Return each entry precisely as it appears below.

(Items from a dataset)
--- START ---
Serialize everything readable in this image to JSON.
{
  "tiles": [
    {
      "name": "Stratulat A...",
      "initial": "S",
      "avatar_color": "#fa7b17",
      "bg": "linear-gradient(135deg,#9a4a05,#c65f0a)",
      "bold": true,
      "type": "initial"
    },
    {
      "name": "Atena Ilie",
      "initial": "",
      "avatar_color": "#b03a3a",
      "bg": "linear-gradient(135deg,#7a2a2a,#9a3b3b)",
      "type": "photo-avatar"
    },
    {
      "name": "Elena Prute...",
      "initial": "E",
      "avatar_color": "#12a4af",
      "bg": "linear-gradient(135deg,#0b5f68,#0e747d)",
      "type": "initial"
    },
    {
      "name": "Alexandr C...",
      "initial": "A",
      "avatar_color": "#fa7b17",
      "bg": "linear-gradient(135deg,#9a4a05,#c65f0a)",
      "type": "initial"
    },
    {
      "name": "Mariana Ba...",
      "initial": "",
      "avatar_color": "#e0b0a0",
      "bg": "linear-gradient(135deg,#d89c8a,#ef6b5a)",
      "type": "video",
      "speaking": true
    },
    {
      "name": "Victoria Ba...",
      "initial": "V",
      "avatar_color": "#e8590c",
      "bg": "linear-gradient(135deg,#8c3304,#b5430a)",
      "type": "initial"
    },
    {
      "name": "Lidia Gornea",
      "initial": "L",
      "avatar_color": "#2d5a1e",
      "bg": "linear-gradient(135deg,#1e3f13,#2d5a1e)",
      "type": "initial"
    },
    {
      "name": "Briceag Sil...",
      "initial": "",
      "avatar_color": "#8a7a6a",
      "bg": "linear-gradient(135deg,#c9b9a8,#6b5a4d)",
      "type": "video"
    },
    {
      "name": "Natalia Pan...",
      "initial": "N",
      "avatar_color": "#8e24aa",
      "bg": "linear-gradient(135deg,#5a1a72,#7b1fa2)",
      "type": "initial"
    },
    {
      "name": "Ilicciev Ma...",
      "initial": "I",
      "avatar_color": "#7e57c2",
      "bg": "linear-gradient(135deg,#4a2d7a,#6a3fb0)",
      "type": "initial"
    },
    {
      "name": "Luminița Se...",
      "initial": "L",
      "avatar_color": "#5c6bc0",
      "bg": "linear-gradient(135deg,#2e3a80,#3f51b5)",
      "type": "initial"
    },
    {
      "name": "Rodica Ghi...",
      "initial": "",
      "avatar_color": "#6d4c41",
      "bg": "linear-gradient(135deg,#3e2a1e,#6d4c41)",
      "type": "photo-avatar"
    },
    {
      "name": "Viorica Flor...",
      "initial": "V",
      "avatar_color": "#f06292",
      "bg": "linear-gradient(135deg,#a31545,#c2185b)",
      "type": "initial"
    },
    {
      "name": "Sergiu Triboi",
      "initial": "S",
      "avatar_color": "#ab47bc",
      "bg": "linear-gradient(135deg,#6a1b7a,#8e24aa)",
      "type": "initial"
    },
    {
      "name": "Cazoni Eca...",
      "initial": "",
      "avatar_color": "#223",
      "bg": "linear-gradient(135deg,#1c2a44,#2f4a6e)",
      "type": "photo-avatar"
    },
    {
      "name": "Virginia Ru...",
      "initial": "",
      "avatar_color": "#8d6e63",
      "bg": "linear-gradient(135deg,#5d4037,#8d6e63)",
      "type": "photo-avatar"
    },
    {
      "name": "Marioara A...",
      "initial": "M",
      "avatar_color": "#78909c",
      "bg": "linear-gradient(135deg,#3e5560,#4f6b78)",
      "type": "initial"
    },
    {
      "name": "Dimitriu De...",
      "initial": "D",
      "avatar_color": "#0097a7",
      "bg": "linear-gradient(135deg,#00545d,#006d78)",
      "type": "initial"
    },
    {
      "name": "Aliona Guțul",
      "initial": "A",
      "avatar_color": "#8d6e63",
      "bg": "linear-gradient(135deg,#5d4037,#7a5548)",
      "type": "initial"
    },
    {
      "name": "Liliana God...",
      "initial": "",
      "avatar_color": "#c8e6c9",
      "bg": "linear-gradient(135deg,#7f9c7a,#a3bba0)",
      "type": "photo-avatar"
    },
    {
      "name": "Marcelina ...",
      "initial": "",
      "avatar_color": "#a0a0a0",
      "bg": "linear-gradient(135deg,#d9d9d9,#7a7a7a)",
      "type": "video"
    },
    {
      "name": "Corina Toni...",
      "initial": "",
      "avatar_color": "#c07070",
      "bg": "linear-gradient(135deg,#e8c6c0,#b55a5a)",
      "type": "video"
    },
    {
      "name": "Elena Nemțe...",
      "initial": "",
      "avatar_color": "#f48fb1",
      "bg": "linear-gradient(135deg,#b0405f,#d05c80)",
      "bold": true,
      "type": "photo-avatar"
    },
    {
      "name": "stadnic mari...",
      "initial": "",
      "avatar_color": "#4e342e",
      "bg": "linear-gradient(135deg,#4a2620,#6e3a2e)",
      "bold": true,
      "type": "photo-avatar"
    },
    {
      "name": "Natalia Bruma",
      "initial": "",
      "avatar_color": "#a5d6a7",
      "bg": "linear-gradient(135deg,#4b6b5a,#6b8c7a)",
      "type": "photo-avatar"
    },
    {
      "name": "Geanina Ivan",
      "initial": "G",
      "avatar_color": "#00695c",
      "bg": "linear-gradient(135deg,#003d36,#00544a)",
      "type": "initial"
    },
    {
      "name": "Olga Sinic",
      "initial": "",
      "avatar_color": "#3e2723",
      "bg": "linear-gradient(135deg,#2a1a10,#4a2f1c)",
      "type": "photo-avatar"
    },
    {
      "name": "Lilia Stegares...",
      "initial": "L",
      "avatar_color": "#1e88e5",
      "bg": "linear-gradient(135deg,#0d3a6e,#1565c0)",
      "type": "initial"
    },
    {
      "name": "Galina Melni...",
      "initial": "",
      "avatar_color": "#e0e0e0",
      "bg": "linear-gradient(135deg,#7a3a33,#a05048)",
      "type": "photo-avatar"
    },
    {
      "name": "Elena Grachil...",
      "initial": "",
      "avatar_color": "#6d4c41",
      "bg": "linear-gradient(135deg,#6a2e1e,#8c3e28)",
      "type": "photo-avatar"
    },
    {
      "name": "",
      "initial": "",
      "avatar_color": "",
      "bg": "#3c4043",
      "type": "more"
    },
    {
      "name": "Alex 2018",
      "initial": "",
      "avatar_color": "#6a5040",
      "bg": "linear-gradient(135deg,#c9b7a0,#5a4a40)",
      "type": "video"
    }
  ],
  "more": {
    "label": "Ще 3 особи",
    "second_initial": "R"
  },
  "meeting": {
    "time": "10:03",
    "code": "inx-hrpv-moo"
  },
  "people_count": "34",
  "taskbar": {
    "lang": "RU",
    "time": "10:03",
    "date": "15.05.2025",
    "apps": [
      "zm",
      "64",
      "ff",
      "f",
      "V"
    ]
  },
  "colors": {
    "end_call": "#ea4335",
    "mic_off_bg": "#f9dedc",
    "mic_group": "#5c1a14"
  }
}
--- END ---
» **Exercise solution**:
Serialize everything readable in this image to JSON.
{
  "tiles": [
    {
      "name": "Stratulat A...",
      "initial": "S",
      "avatar_color": "#fa7b17",
      "bg": "linear-gradient(135deg,#9a4a05,#c65f0a)",
      "bold": true,
      "type": "initial"
    },
    {
      "name": "Atena Ilie",
      "initial": "",
      "avatar_color": "#b03a3a",
      "bg": "linear-gradient(135deg,#7a2a2a,#9a3b3b)",
      "type": "photo-avatar"
    },
    {
      "name": "Elena Prute...",
      "initial": "E",
      "avatar_color": "#12a4af",
      "bg": "linear-gradient(135deg,#0b5f68,#0e747d)",
      "type": "initial"
    },
    {
      "name": "Alexandr C...",
      "initial": "A",
      "avatar_color": "#fa7b17",
      "bg": "linear-gradient(135deg,#9a4a05,#c65f0a)",
      "type": "initial"
    },
    {
      "name": "Mariana Ba...",
      "initial": "",
      "avatar_color": "#e0b0a0",
      "bg": "linear-gradient(135deg,#d89c8a,#ef6b5a)",
      "type": "video",
      "speaking": true
    },
    {
      "name": "Victoria Ba...",
      "initial": "V",
      "avatar_color": "#e8590c",
      "bg": "linear-gradient(135deg,#8c3304,#b5430a)",
      "type": "initial"
    },
    {
      "name": "Lidia Gornea",
      "initial": "L",
      "avatar_color": "#2d5a1e",
      "bg": "linear-gradient(135deg,#1e3f13,#2d5a1e)",
      "type": "initial"
    },
    {
      "name": "Briceag Sil...",
      "initial": "",
      "avatar_color": "#8a7a6a",
      "bg": "linear-gradient(135deg,#c9b9a8,#6b5a4d)",
      "type": "video"
    },
    {
      "name": "Natalia Pan...",
      "initial": "N",
      "avatar_color": "#8e24aa",
      "bg": "linear-gradient(135deg,#5a1a72,#7b1fa2)",
      "type": "initial"
    },
    {
      "name": "Ilicciev Ma...",
      "initial": "I",
      "avatar_color": "#7e57c2",
      "bg": "linear-gradient(135deg,#4a2d7a,#6a3fb0)",
      "type": "initial"
    },
    {
      "name": "Luminița Se...",
      "initial": "L",
      "avatar_color": "#5c6bc0",
      "bg": "linear-gradient(135deg,#2e3a80,#3f51b5)",
      "type": "initial"
    },
    {
      "name": "Rodica Ghi...",
      "initial": "",
      "avatar_color": "#6d4c41",
      "bg": "linear-gradient(135deg,#3e2a1e,#6d4c41)",
      "type": "photo-avatar"
    },
    {
      "name": "Viorica Flor...",
      "initial": "V",
      "avatar_color": "#f06292",
      "bg": "linear-gradient(135deg,#a31545,#c2185b)",
      "type": "initial"
    },
    {
      "name": "Sergiu Triboi",
      "initial": "S",
      "avatar_color": "#ab47bc",
      "bg": "linear-gradient(135deg,#6a1b7a,#8e24aa)",
      "type": "initial"
    },
    {
      "name": "Cazoni Eca...",
      "initial": "",
      "avatar_color": "#223",
      "bg": "linear-gradient(135deg,#1c2a44,#2f4a6e)",
      "type": "photo-avatar"
    },
    {
      "name": "Virginia Ru...",
      "initial": "",
      "avatar_color": "#8d6e63",
      "bg": "linear-gradient(135deg,#5d4037,#8d6e63)",
      "type": "photo-avatar"
    },
    {
      "name": "Marioara A...",
      "initial": "M",
      "avatar_color": "#78909c",
      "bg": "linear-gradient(135deg,#3e5560,#4f6b78)",
      "type": "initial"
    },
    {
      "name": "Dimitriu De...",
      "initial": "D",
      "avatar_color": "#0097a7",
      "bg": "linear-gradient(135deg,#00545d,#006d78)",
      "type": "initial"
    },
    {
      "name": "Aliona Guțul",
      "initial": "A",
      "avatar_color": "#8d6e63",
      "bg": "linear-gradient(135deg,#5d4037,#7a5548)",
      "type": "initial"
    },
    {
      "name": "Liliana God...",
      "initial": "",
      "avatar_color": "#c8e6c9",
      "bg": "linear-gradient(135deg,#7f9c7a,#a3bba0)",
      "type": "photo-avatar"
    },
    {
      "name": "Marcelina ...",
      "initial": "",
      "avatar_color": "#a0a0a0",
      "bg": "linear-gradient(135deg,#d9d9d9,#7a7a7a)",
      "type": "video"
    },
    {
      "name": "Corina Toni...",
      "initial": "",
      "avatar_color": "#c07070",
      "bg": "linear-gradient(135deg,#e8c6c0,#b55a5a)",
      "type": "video"
    },
    {
      "name": "Elena Nemțe...",
      "initial": "",
      "avatar_color": "#f48fb1",
      "bg": "linear-gradient(135deg,#b0405f,#d05c80)",
      "bold": true,
      "type": "photo-avatar"
    },
    {
      "name": "stadnic mari...",
      "initial": "",
      "avatar_color": "#4e342e",
      "bg": "linear-gradient(135deg,#4a2620,#6e3a2e)",
      "bold": true,
      "type": "photo-avatar"
    },
    {
      "name": "Natalia Bruma",
      "initial": "",
      "avatar_color": "#a5d6a7",
      "bg": "linear-gradient(135deg,#4b6b5a,#6b8c7a)",
      "type": "photo-avatar"
    },
    {
      "name": "Geanina Ivan",
      "initial": "G",
      "avatar_color": "#00695c",
      "bg": "linear-gradient(135deg,#003d36,#00544a)",
      "type": "initial"
    },
    {
      "name": "Olga Sinic",
      "initial": "",
      "avatar_color": "#3e2723",
      "bg": "linear-gradient(135deg,#2a1a10,#4a2f1c)",
      "type": "photo-avatar"
    },
    {
      "name": "Lilia Stegares...",
      "initial": "L",
      "avatar_color": "#1e88e5",
      "bg": "linear-gradient(135deg,#0d3a6e,#1565c0)",
      "type": "initial"
    },
    {
      "name": "Galina Melni...",
      "initial": "",
      "avatar_color": "#e0e0e0",
      "bg": "linear-gradient(135deg,#7a3a33,#a05048)",
      "type": "photo-avatar"
    },
    {
      "name": "Elena Grachil...",
      "initial": "",
      "avatar_color": "#6d4c41",
      "bg": "linear-gradient(135deg,#6a2e1e,#8c3e28)",
      "type": "photo-avatar"
    },
    {
      "name": "",
      "initial": "",
      "avatar_color": "",
      "bg": "#3c4043",
      "type": "more"
    },
    {
      "name": "Alex 2018",
      "initial": "",
      "avatar_color": "#6a5040",
      "bg": "linear-gradient(135deg,#c9b7a0,#5a4a40)",
      "type": "video"
    }
  ],
  "more": {
    "label": "Ще 3 особи",
    "second_initial": "R"
  },
  "meeting": {
    "time": "10:03",
    "code": "inx-hrpv-moo"
  },
  "people_count": "34",
  "taskbar": {
    "lang": "RU",
    "time": "10:03",
    "date": "15.05.2025",
    "apps": [
      "zm",
      "64",
      "ff",
      "f",
      "V"
    ]
  },
  "colors": {
    "end_call": "#ea4335",
    "mic_off_bg": "#f9dedc",
    "mic_group": "#5c1a14"
  }
}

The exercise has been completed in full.